Review: The Time in Between

Here I am on this blustery lunchtime – and I have zero clue what the weather is like anywhere else, but it’s so freaking windy here that I have no idea how this rumoured Easter heatwave is ever going to come to fruition – to talk about the delightful Nancy Tucker and her memoir The Time in Between, which made me feel all the things and not only because of how it made me think about my own less than stellar relationship with food.

First of all, first of all, Nancy can write. 

Second of all, I follow her on Twitter (you can find her here) and she seems like a genuinely sweet girl.

Thirdly, this book. It’s just, it’s kind of incredible in its honesty. It’s unflinchingly direct and painfully painfully honest and not for a single second does it try to paint eating disorders as anything other than the manipulating, controlling, devastating horrors that they are.

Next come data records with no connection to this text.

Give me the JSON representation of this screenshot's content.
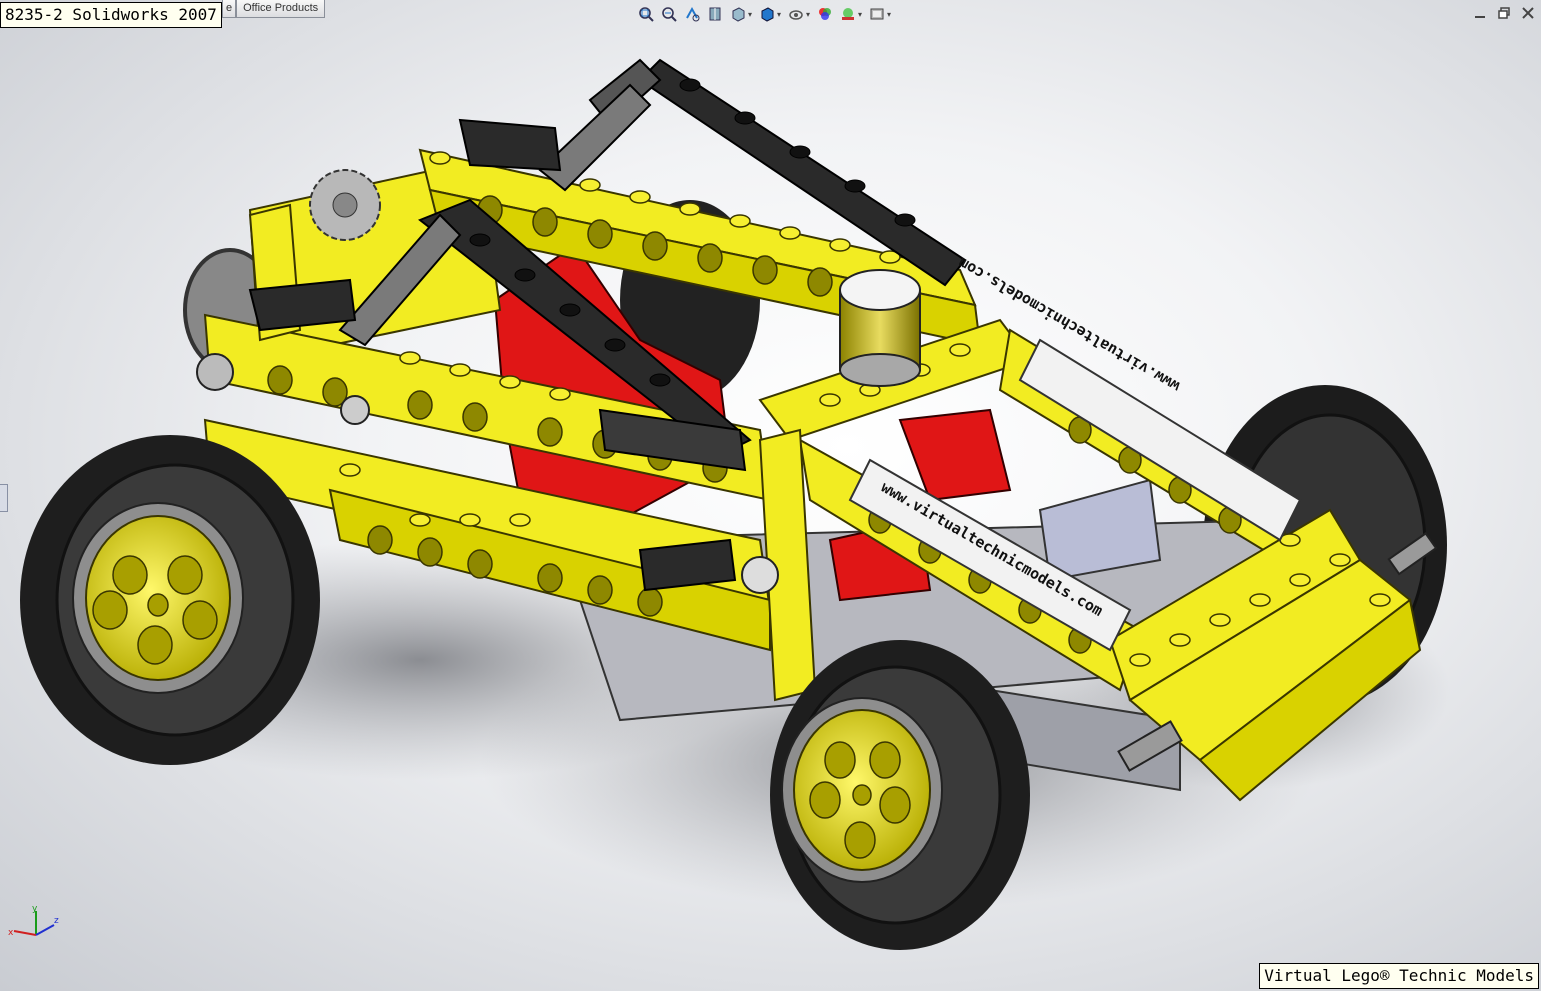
{
  "captions": {
    "title": "8235-2 Solidworks 2007",
    "credit": "Virtual Lego® Technic Models"
  },
  "tabs": {
    "stub": "e",
    "office": "Office Products"
  },
  "model": {
    "decal_text": "www.virtualtechnicmodels.com",
    "colors": {
      "yellow": "#f2ec22",
      "yellow_dark": "#b8b000",
      "black": "#2a2a2a",
      "red": "#e01616",
      "grey": "#8a8a8a"
    }
  },
  "toolbar_icons": [
    "zoom-to-fit-icon",
    "zoom-area-icon",
    "previous-view-icon",
    "section-view-icon",
    "view-orientation-icon",
    "display-style-icon",
    "hide-show-icon",
    "edit-appearance-icon",
    "apply-scene-icon",
    "view-settings-icon"
  ],
  "triad": {
    "x": "x",
    "y": "y",
    "z": "z"
  }
}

A memoir of hunger and hope.

That’s the tagline and you want to know a thing? As taglines go it’s fairly accurate, because yep hunger and yep, also a weird kind of hope.

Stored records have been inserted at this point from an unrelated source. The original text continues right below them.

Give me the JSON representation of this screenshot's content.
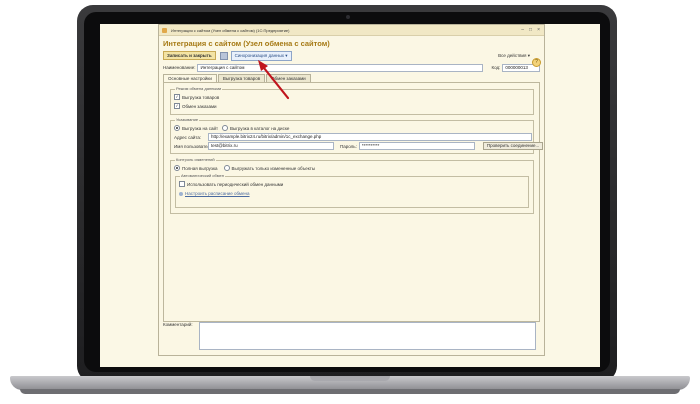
{
  "window": {
    "title": "Интеграция с сайтом (Узел обмена с сайтом) (1С:Предприятие)",
    "heading": "Интеграция с сайтом (Узел обмена с сайтом)"
  },
  "toolbar": {
    "save_close_label": "Записать и закрыть",
    "sync_label": "Синхронизация данных",
    "all_actions_label": "Все действия",
    "help_label": "?"
  },
  "fields": {
    "name_label": "Наименование:",
    "name_value": "Интеграция с сайтом",
    "code_label": "Код:",
    "code_value": "000000013"
  },
  "tabs": [
    "Основные настройки",
    "Выгрузка товаров",
    "Обмен заказами"
  ],
  "exchange_mode": {
    "title": "Режим обмена данными",
    "export_goods": "Выгрузка товаров",
    "exchange_orders": "Обмен заказами"
  },
  "uploading": {
    "title": "Указывание",
    "upload_to_site": "Выгрузка на сайт",
    "upload_to_disk": "Выгрузка в каталог на диске",
    "site_address_label": "Адрес сайта:",
    "site_address_value": "http://example.bitrix24.ru/bitrix/admin/1c_exchange.php",
    "user_label": "Имя пользователя:",
    "user_value": "test@bitrix.ru",
    "password_label": "Пароль:",
    "password_value": "**********",
    "test_button": "Проверить соединение..."
  },
  "change_control": {
    "title": "Контроль изменений",
    "full_export": "Полная выгрузка",
    "changed_only": "Выгружать только измененные объекты"
  },
  "auto_exchange": {
    "title": "Автоматический обмен",
    "periodic": "Использовать периодический обмен данными",
    "schedule_link": "Настроить расписание обмена"
  },
  "comment": {
    "label": "Комментарий:"
  }
}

It’s a funny one, the hope of it all, because I don’t know: it’s hard to explain. I’ma try though, otherwise pointless review is pointless. I guess for me the hope comes in the shape of, well, the fact that Nancy’s here to tell her story. She’s here to talk about it with a forthrightness that makes you want to hug the life out of her. This is a girl that when at 8 years old she had to write about ‘what she wanted in life’ wrote I want to be thin. This is the girl that was hospitalised with anorexia; who seemed – on the surface at least - to be Getting Better only to find herself with bulimia; who put rocks in her pockets to fool the scales; and who got so close to the edge that her organs began to shut down, and here she is now, here is this book, this intelligent, insightful book and if that isn’t what ‘hope’ looks like then I don’t know what is.

This is a book that made me feel for Nancy, who was – is – at all times both fragile and incredibly strong, that made me feel for her family because it must be so far beyond awful to watch a person you love in freefall and be powerless to help, that made me catch my breath and that also sometimes made me chuckle a little bit. I love that word: chuckle. There are scenes that made me weepy, and scenes that frustrated me, and scenes that made me want to take Nancy in my arms and just hold her and protect her and be there for her even though I know it would have made little difference (and I mean that in the least patronising way possible, good gracious), and then there is one scene that made me retch (soz) like I said: it’s brutally honest and there are no holds barred.

This is a book about eating disorders, it’s a book about one girl and her experience with eating disorders, it’s a book that could well be triggering. It’s excellent. The most phenomenal part of the whole thing, for me, was the foreword. I mean, the whole damn book was pretty phenomenal but the foreword is what let me know that this was a book that was going to have meaning; that let me know that I was going to want to offer Nancy the highest of fives. She’s incredibly aware; she knows exactly what she wants her book to be, and how what it could be is something entirely different and so she writes this foreword that addresses all of that.  In it Nancy calls out to each and every reader that may have an ED. I know, she tells them, that you might want to use this book for tips on how to be A Good Anorexic because I’ve done the same thing and so because of that I AM TAKING AWAY THE NUMBERS. And she does. Not once throughout the whole book does Nancy tell us what she weighs, what her BMI is, how many calories she’s eating per day, or even how tall she is. The only numbers she gives us are the ones that tell us how old she is (not very) – she knows, because she’s lived it, that anorexia is both voyeuristic and weirdly competitive and so she takes away all of the things other sufferers could use to compare themselves against and then, with the insightfulness and honesty that we come to expect from her, says she can only hope that it does the trick.

I wanted…to give people something to think about, not something to emulate. Have I managed it? I suppose that’s up to you.

It’s that, for me, that set the bar. It’s that foreword that let me know that despite what I’d heard The Time In Between was going to be more than ‘another Wasted*,’ it was going to be different and profoundly good in it’s own right.

This a book that when I finished it left me thinking ‘Nancy Tucker is a bloody excellent girl and I really hope she’s proud.

I really hope she’s proud.

(*I thought Wasted was excellent too, by the way)